A prominent Islamic scholar who exhorted his followers after the Sept. 11 attacks to join the Taliban and fight U.S. troops was sentenced Wednesday to life in prison.
Ali al-Timimi of Fairfax was convicted in April of soliciting others to wage war against the United States, inducing others to aid the Taliban, and inducing others to use firearms in violation of federal law.
The cleric addressed the court for ten minutes before his sentencing.
"I will not admit guilt nor seek the court's mercy. I do this simply because I am innocent," al-Timimi said.
Assistant U.S. Attorney Gordon Kromberg said al-Timimi "hates the United States" and has called for its destruction.

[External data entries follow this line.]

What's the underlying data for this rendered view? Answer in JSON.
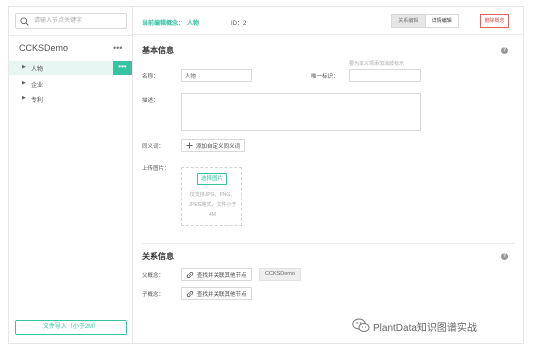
{
  "sidebar": {
    "search_placeholder": "请输入节点关键字",
    "project_name": "CCKSDemo",
    "more_symbol": "•••",
    "tree_items": [
      {
        "label": "人物",
        "active": true
      },
      {
        "label": "企业",
        "active": false
      },
      {
        "label": "专利",
        "active": false
      }
    ],
    "import_button": "文件导入（小于2M）"
  },
  "header": {
    "current_label": "当前编辑概念：",
    "current_name": "人物",
    "id_text": "ID：2",
    "tabs": [
      {
        "label": "关系编辑",
        "active": false
      },
      {
        "label": "详情编辑",
        "active": true
      }
    ],
    "delete_button": "删除概念"
  },
  "basic": {
    "section_title": "基本信息",
    "help_symbol": "?",
    "name_label": "名称：",
    "name_value": "人物",
    "unique_label": "唯一标识：",
    "unique_hint": "要为本义项添加消歧标示",
    "unique_value": "",
    "desc_label": "描述：",
    "desc_value": "",
    "synonym_label": "同义词：",
    "add_synonym_button": "添加自定义同义词",
    "upload_label": "上传图片：",
    "select_image_button": "选择图片",
    "upload_hint_lines": [
      "仅支持JPG、PNG、",
      "JPEG格式，文件小于",
      "4M"
    ]
  },
  "relation": {
    "section_title": "关系信息",
    "help_symbol": "?",
    "parent_label": "父概念：",
    "find_parent_button": "查找并关联其他节点",
    "parent_tag": "CCKSDemo",
    "child_label": "子概念：",
    "find_child_button": "查找并关联其他节点"
  },
  "watermark": {
    "text": "PlantData知识图谱实战"
  },
  "colors": {
    "accent": "#36c3a1",
    "danger": "#e05050",
    "active_tree_bg": "#e8f6f3"
  }
}
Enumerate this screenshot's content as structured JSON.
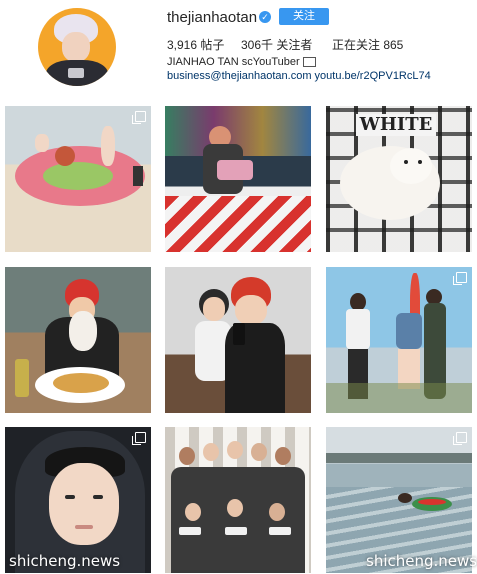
{
  "profile": {
    "username": "thejianhaotan",
    "follow_label": "关注",
    "stats": {
      "posts": "3,916 帖子",
      "followers": "306千 关注者",
      "following": "正在关注 865"
    },
    "bio_name": "JIANHAO TAN",
    "bio_tag": "scYouTuber",
    "email": "business@thejianhaotan.com",
    "link": "youtu.be/r2QPV1RcL74"
  },
  "grid": {
    "posts": [
      {
        "scene": "beach-watermelon-float",
        "multi": true
      },
      {
        "scene": "arcade-claw-machine",
        "multi": false
      },
      {
        "scene": "pomeranian-white-pillow",
        "multi": false
      },
      {
        "scene": "dog-dinner-table",
        "multi": false
      },
      {
        "scene": "mirror-selfie-friends",
        "multi": false
      },
      {
        "scene": "rooftop-group-dance",
        "multi": true
      },
      {
        "scene": "hooded-selfie",
        "multi": true
      },
      {
        "scene": "youtube-group-photo",
        "multi": false
      },
      {
        "scene": "sea-float",
        "multi": true
      }
    ]
  },
  "watermarks": {
    "left": "shicheng.news",
    "right": "shicheng.news"
  }
}
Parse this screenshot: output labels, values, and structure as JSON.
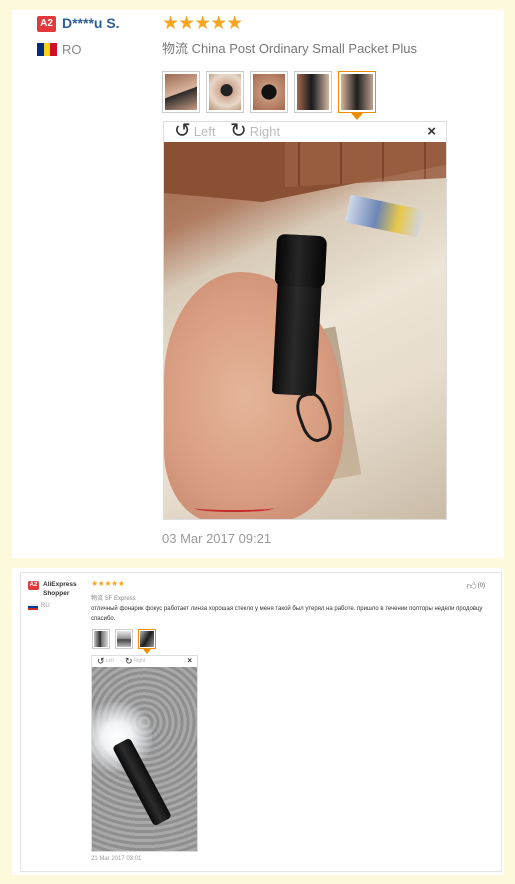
{
  "review1": {
    "badge": "A2",
    "name": "D****u S.",
    "flag_colors": [
      "#002b7f",
      "#fcd116",
      "#ce1126"
    ],
    "country": "RO",
    "rating": 5,
    "stars": "★★★★★",
    "shipping": "物流 China Post Ordinary Small Packet Plus",
    "thumbnails": [
      {
        "label": "photo-1",
        "active": false
      },
      {
        "label": "photo-2",
        "active": false
      },
      {
        "label": "photo-3",
        "active": false
      },
      {
        "label": "photo-4",
        "active": false
      },
      {
        "label": "photo-5",
        "active": true
      }
    ],
    "viewer": {
      "rotate_left_icon": "rotate-left-icon",
      "rotate_left_label": "Left",
      "rotate_right_icon": "rotate-right-icon",
      "rotate_right_label": "Right",
      "close_icon": "close-icon",
      "close_glyph": "×"
    },
    "date": "03 Mar 2017 09:21"
  },
  "review2": {
    "badge": "A2",
    "name": "AliExpress Shopper",
    "flag_colors": [
      "#ffffff",
      "#0039a6",
      "#d52b1e"
    ],
    "country": "RU",
    "rating": 5,
    "stars": "★★★★★",
    "shipping": "物流 SF Express",
    "text": "отличный фонарик фокус работает линза хорошая стекло у меня такой был утерял на работе. пришло в течении полторы недели продовцу спасибо.",
    "likes": "(0)",
    "like_icon": "thumbs-up-icon",
    "thumbnails": [
      {
        "label": "photo-1",
        "active": false
      },
      {
        "label": "photo-2",
        "active": false
      },
      {
        "label": "photo-3",
        "active": true
      }
    ],
    "viewer": {
      "rotate_left_label": "Left",
      "rotate_right_label": "Right",
      "close_glyph": "×"
    },
    "date": "21 Mar 2017 03:01"
  },
  "colors": {
    "page_background": "#fdf9dc",
    "star": "#f5a623",
    "badge": "#e4393c",
    "name_link": "#2f5f99",
    "active_thumb": "#f08c00"
  }
}
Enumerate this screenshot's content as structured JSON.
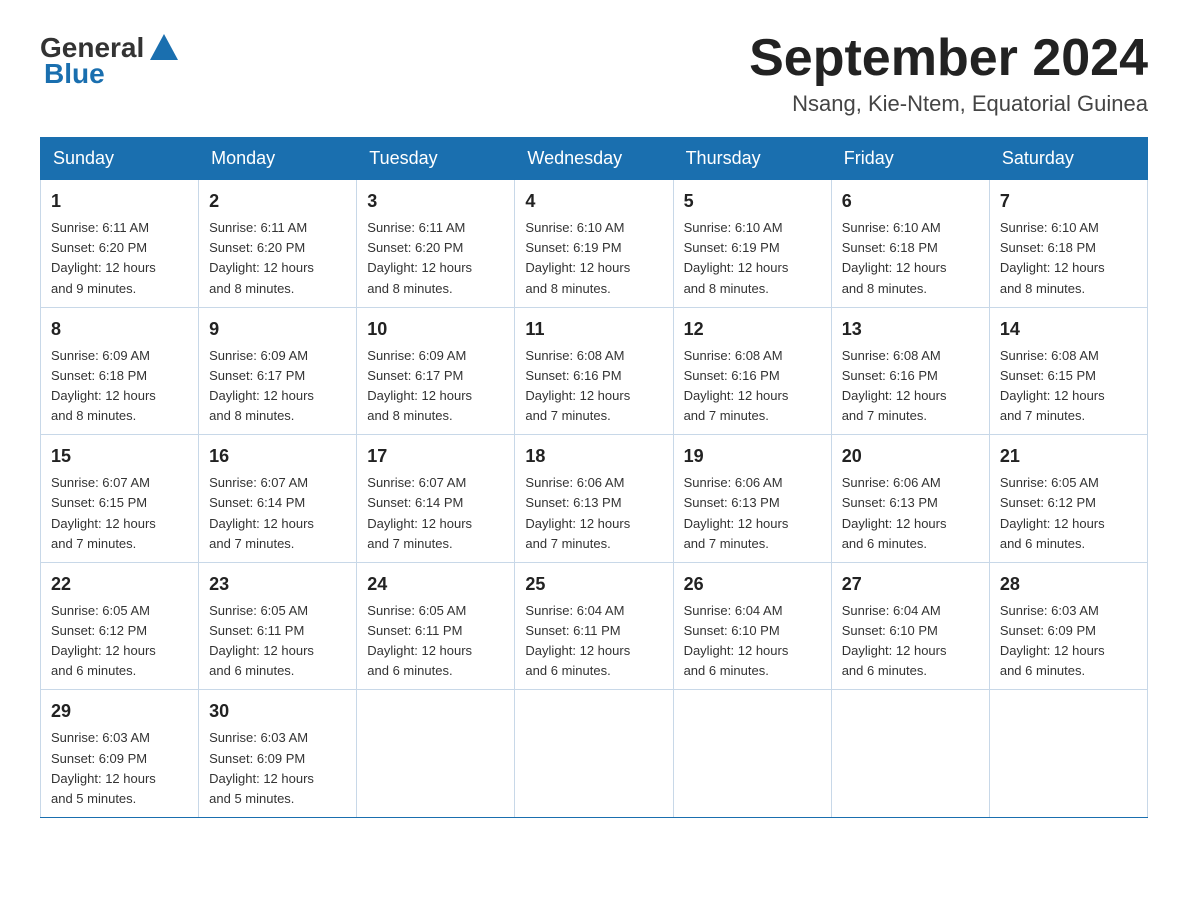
{
  "header": {
    "logo_general": "General",
    "logo_blue": "Blue",
    "month_title": "September 2024",
    "location": "Nsang, Kie-Ntem, Equatorial Guinea"
  },
  "days_of_week": [
    "Sunday",
    "Monday",
    "Tuesday",
    "Wednesday",
    "Thursday",
    "Friday",
    "Saturday"
  ],
  "weeks": [
    [
      {
        "day": "1",
        "sunrise": "6:11 AM",
        "sunset": "6:20 PM",
        "daylight": "12 hours and 9 minutes."
      },
      {
        "day": "2",
        "sunrise": "6:11 AM",
        "sunset": "6:20 PM",
        "daylight": "12 hours and 8 minutes."
      },
      {
        "day": "3",
        "sunrise": "6:11 AM",
        "sunset": "6:20 PM",
        "daylight": "12 hours and 8 minutes."
      },
      {
        "day": "4",
        "sunrise": "6:10 AM",
        "sunset": "6:19 PM",
        "daylight": "12 hours and 8 minutes."
      },
      {
        "day": "5",
        "sunrise": "6:10 AM",
        "sunset": "6:19 PM",
        "daylight": "12 hours and 8 minutes."
      },
      {
        "day": "6",
        "sunrise": "6:10 AM",
        "sunset": "6:18 PM",
        "daylight": "12 hours and 8 minutes."
      },
      {
        "day": "7",
        "sunrise": "6:10 AM",
        "sunset": "6:18 PM",
        "daylight": "12 hours and 8 minutes."
      }
    ],
    [
      {
        "day": "8",
        "sunrise": "6:09 AM",
        "sunset": "6:18 PM",
        "daylight": "12 hours and 8 minutes."
      },
      {
        "day": "9",
        "sunrise": "6:09 AM",
        "sunset": "6:17 PM",
        "daylight": "12 hours and 8 minutes."
      },
      {
        "day": "10",
        "sunrise": "6:09 AM",
        "sunset": "6:17 PM",
        "daylight": "12 hours and 8 minutes."
      },
      {
        "day": "11",
        "sunrise": "6:08 AM",
        "sunset": "6:16 PM",
        "daylight": "12 hours and 7 minutes."
      },
      {
        "day": "12",
        "sunrise": "6:08 AM",
        "sunset": "6:16 PM",
        "daylight": "12 hours and 7 minutes."
      },
      {
        "day": "13",
        "sunrise": "6:08 AM",
        "sunset": "6:16 PM",
        "daylight": "12 hours and 7 minutes."
      },
      {
        "day": "14",
        "sunrise": "6:08 AM",
        "sunset": "6:15 PM",
        "daylight": "12 hours and 7 minutes."
      }
    ],
    [
      {
        "day": "15",
        "sunrise": "6:07 AM",
        "sunset": "6:15 PM",
        "daylight": "12 hours and 7 minutes."
      },
      {
        "day": "16",
        "sunrise": "6:07 AM",
        "sunset": "6:14 PM",
        "daylight": "12 hours and 7 minutes."
      },
      {
        "day": "17",
        "sunrise": "6:07 AM",
        "sunset": "6:14 PM",
        "daylight": "12 hours and 7 minutes."
      },
      {
        "day": "18",
        "sunrise": "6:06 AM",
        "sunset": "6:13 PM",
        "daylight": "12 hours and 7 minutes."
      },
      {
        "day": "19",
        "sunrise": "6:06 AM",
        "sunset": "6:13 PM",
        "daylight": "12 hours and 7 minutes."
      },
      {
        "day": "20",
        "sunrise": "6:06 AM",
        "sunset": "6:13 PM",
        "daylight": "12 hours and 6 minutes."
      },
      {
        "day": "21",
        "sunrise": "6:05 AM",
        "sunset": "6:12 PM",
        "daylight": "12 hours and 6 minutes."
      }
    ],
    [
      {
        "day": "22",
        "sunrise": "6:05 AM",
        "sunset": "6:12 PM",
        "daylight": "12 hours and 6 minutes."
      },
      {
        "day": "23",
        "sunrise": "6:05 AM",
        "sunset": "6:11 PM",
        "daylight": "12 hours and 6 minutes."
      },
      {
        "day": "24",
        "sunrise": "6:05 AM",
        "sunset": "6:11 PM",
        "daylight": "12 hours and 6 minutes."
      },
      {
        "day": "25",
        "sunrise": "6:04 AM",
        "sunset": "6:11 PM",
        "daylight": "12 hours and 6 minutes."
      },
      {
        "day": "26",
        "sunrise": "6:04 AM",
        "sunset": "6:10 PM",
        "daylight": "12 hours and 6 minutes."
      },
      {
        "day": "27",
        "sunrise": "6:04 AM",
        "sunset": "6:10 PM",
        "daylight": "12 hours and 6 minutes."
      },
      {
        "day": "28",
        "sunrise": "6:03 AM",
        "sunset": "6:09 PM",
        "daylight": "12 hours and 6 minutes."
      }
    ],
    [
      {
        "day": "29",
        "sunrise": "6:03 AM",
        "sunset": "6:09 PM",
        "daylight": "12 hours and 5 minutes."
      },
      {
        "day": "30",
        "sunrise": "6:03 AM",
        "sunset": "6:09 PM",
        "daylight": "12 hours and 5 minutes."
      },
      null,
      null,
      null,
      null,
      null
    ]
  ],
  "labels": {
    "sunrise": "Sunrise:",
    "sunset": "Sunset:",
    "daylight": "Daylight:"
  }
}
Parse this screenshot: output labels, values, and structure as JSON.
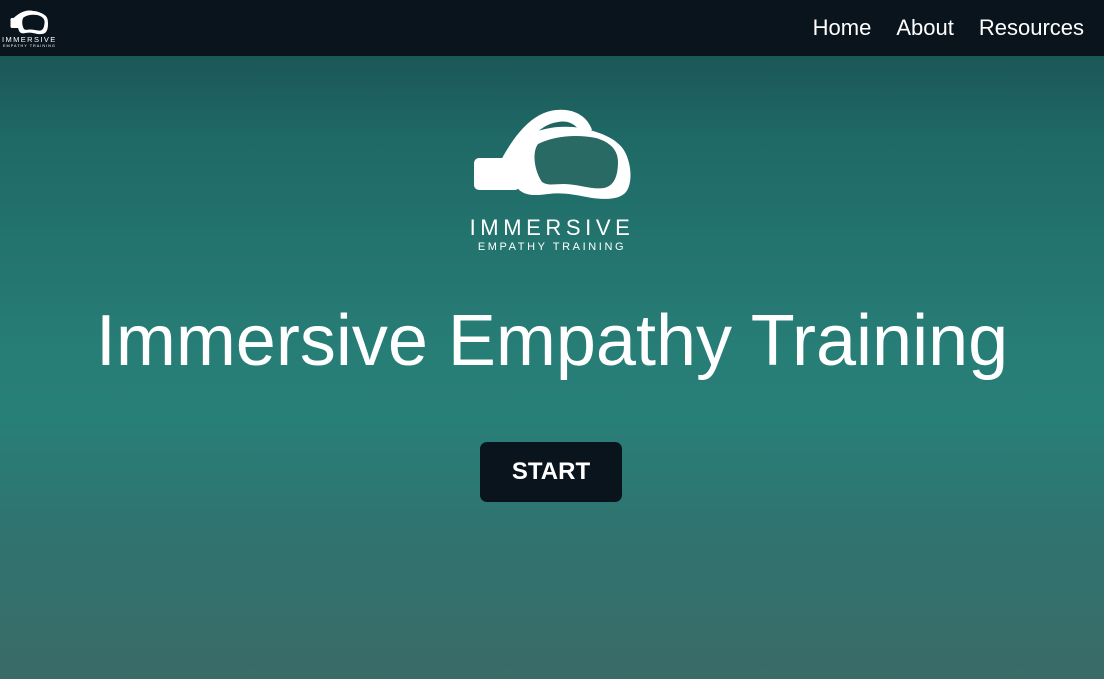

"He's allowed to do that in this country," Kromberg said. "He's not allowed to solicit treason. He deserves every day he gets."
U.S. District Judge Leonie Brinkema said the evidence supported the mandatory life sentence. The judge had earlier left open the possibility that she would toss out some of the counts.
About 50 supporters were in court for al-Timimi, who waved to his wife as he was escorted from court. She declined to comment.
Prosecutors portrayed al-Timimi, a native U.S. citizen, as having "rock star" status among his followers, who frequently heard his lectures at a small mosque in Falls Church, Va., a sprawling Washington, D.C. suburb.
In particular, prosecutors said, the defendant wielded enormous influence among a group of young Muslim men in northern Virginia who played paintball games in 2000 and 2001. Authorities said they were a "Virginia jihad network" training for holy war around the globe.
Nine members of the group have been convicted for their roles in the conspiracy, with prison terms ranging from three years to life.
Al-Timimi's lawyers argued that their client merely suggested that Muslims may want to leave the United States after Sept. 11 because of the potential for a backlash against them.
But he was accused of telling a group of young Muslim men just days after the attack that an apocalyptic battle between Muslims and nonbelievers was at hand and that Muslims were obligated to engage in holy war. He told the group that defense of the Taliban was a requirement and that U.S. troops were a legitimate target, according to court testimony.
Several of the men who heard Al-Timimi's speech traveled days later to Pakistan and began training with a militant Islamic group called Lashkar-e-Taiba, officials said. Some testified that their goal was to obtain training that would allow them to fight alongside the Taliban, though none actually made it to Afghanistan.